    Smooth is fast so jerky movements on the wheel will upset car weight transfer, also if you have to brake on a grassy bit, extra light braking will help, anything over 50%(pedal travel) braking will lockup and loose control.
    Also on the downhill run of Joux Plane 2, let the car coast, don't use the gas pedal just control your descent with the brake pedal while maintaining a good speed. Try and match your speed to the grip of your tires, find the grip limits and try and drive within them, then try it again with acceleration.

    Eventually you will get used to keeping the the car on-boost at low speeds through left foot braking eg taking a hairpin at speed, you can choke your speed with the brake and slowly apply more brake as you apply more gas to keep the car on boost and controlling a good entry speed for the hairpin exit.

    It's going to take a wee bit of practice, but in the end it will be worth the effort i suggest starting on tarmac to get the basics down then gravel.

    Make sure your wheel is clamped down really well and your monitor at eye level, good seating position also helps for some of the long rallies, when your ready try rally school again it should help.

    Don't give up!

    P.s Accelerator response can be adjusted in game under 'settings' in RBR-SSE, adjust curve if response is to sharp. BTW i keep my centering spring strength enabled, you may want to experiment?

    Edit: re-assessed my driving, updated notes.
  17. Thanks guys for all this info, now I'm in faze of learning, it's hard, let's hope I'll do it quickly and post some improvements. Now I manage times 50% slower than the keyboard, man I can't belief it.
    @Eddie: if you want to find another team mate for next season I totally agree, cose I'm not going to be able to help the team :).
  18. Two biggest and most annoying issues with my cheap wheel :mad:
    Used G27 still nowhere to be seen :frown:
  19. Some good tips from Eddie, might also help me to get a bit closer to him in future. :tongue: Thanks Eddie. :thanks:

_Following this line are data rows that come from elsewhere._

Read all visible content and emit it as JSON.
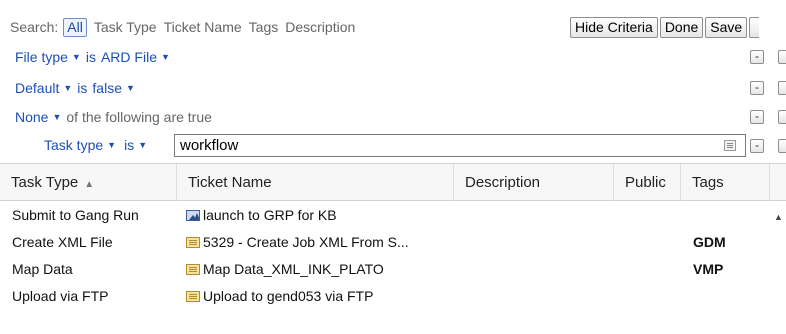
{
  "search": {
    "label": "Search:",
    "tabs": [
      "All",
      "Task Type",
      "Ticket Name",
      "Tags",
      "Description"
    ],
    "active_tab": "All"
  },
  "buttons": {
    "hide_criteria": "Hide Criteria",
    "done": "Done",
    "save": "Save"
  },
  "criteria": [
    {
      "field": "File type",
      "op": "is",
      "value": "ARD File"
    },
    {
      "field": "Default",
      "op": "is",
      "value": "false"
    },
    {
      "field": "None",
      "rest": "of the following are true"
    }
  ],
  "nested_criterion": {
    "field": "Task type",
    "op": "is",
    "value": "workflow"
  },
  "grid": {
    "columns": [
      "Task Type",
      "Ticket Name",
      "Description",
      "Public",
      "Tags"
    ],
    "sort_column": "Task Type",
    "sort_direction": "ascending",
    "rows": [
      {
        "task_type": "Submit to Gang Run",
        "ticket_name": "launch to GRP for KB",
        "icon": "image-icon",
        "description": "",
        "public": "",
        "tags": ""
      },
      {
        "task_type": "Create XML File",
        "ticket_name": "5329 - Create Job XML From S...",
        "icon": "document-icon",
        "description": "",
        "public": "",
        "tags": "GDM"
      },
      {
        "task_type": "Map Data",
        "ticket_name": "Map Data_XML_INK_PLATO",
        "icon": "document-icon",
        "description": "",
        "public": "",
        "tags": "VMP"
      },
      {
        "task_type": "Upload via FTP",
        "ticket_name": "Upload to gend053 via FTP",
        "icon": "document-icon",
        "description": "",
        "public": "",
        "tags": ""
      }
    ]
  },
  "colors": {
    "link": "#1d4fb8",
    "muted_text": "#666666",
    "header_bg": "#f7f7f7"
  }
}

    To Robb, one more suggestion, it may be a good idea to go back to the Rally School and complete the courses again with the wheel. Some of the lessons are very wheel specific.

    BTW, the only part of the logitech software i use is for setting rotation and FFB settings. Everything else is done in-game.
  20. No wonder you're so quick Eddie; it sounds like you know what you're doing! Thanks for the tips, I'm looking forward to trying out those LFB tips when I get back home. I really have no clue about the proper technique so it's always interesting to hear from someone who does.